Bob McDonnell’s recent troubles have surprised me; when I first met McDonnell three years ago, I found him both thoughtful and careful — traits in scarce evidence today.
In January 2007, McDonnell keynoted a panel at the University of Richmond about a law review article I had written on the conflicts between governors and separately elected attorneys general. As deputy counselor to Gov. Mark Warner, I had been deeply troubled by the aggressive, ideological lawyers in then-Attorney General Jerry Kilgore’s office, who constantly challenged our positions. In an article for the University of Richmond Law Review, I proposed that Virginia allow governors, rather than attorneys general, to direct the legal strategy of state agencies.

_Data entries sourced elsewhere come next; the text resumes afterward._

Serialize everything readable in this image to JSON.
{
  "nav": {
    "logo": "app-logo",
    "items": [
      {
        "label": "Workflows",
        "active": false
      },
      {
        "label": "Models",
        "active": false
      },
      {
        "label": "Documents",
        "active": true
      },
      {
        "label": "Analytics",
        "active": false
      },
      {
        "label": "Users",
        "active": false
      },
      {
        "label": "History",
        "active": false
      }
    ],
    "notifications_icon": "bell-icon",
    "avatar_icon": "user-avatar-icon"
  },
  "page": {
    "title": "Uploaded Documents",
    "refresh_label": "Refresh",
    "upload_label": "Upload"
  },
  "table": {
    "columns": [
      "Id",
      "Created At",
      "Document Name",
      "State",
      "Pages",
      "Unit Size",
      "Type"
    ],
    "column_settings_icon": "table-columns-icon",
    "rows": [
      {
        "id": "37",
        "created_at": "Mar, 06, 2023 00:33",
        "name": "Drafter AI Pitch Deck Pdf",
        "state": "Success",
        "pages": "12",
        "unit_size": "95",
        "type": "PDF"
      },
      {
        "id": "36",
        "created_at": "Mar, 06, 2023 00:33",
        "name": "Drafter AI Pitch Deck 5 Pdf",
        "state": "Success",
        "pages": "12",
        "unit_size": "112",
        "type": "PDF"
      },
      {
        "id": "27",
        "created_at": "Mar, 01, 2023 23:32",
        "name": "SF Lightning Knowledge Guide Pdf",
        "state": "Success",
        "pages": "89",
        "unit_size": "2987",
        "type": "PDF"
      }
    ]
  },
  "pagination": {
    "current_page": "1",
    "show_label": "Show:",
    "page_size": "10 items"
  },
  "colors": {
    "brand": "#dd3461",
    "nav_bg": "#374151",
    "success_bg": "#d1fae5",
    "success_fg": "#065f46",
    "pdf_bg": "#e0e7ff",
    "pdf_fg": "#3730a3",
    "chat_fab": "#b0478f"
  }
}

McDonnell had been elected attorney general just a year before. Initially, his election seemed like a recipe for only more conflict between another Republican attorney general and Democratic governor. Yet while he’d planted a conservative flag or two, McDonnell had also studiously avoided legal and policy conflicts with the new Democratic governor, Tim Kaine.
I hadn’t met McDonnell before and was curious about what he’d be like. From the moment he shook my hand and gave me a warm smile, I found him both personable and thoughtful. When he got behind the podium, he worked through my argument carefully. He cordially disagreed with my proposal, explaining that his very different approach from Kilgore meant a mandatory remedy was unnecessary. Like good Virginian gentlemen, we agreed to disagree.
Fast forward to today. In a few short weeks, Gov. McDonnell has abandoned his hallmark restraint and instead whipsawed all over the political map, delivering incoherent and incompetent governance in the process. Both Democrats and Republicans would do well to learn from McDonnell’s disastrous first 100 days.
Read the full column at the Times-Dispatch.
Photo credit: Gage Skidmore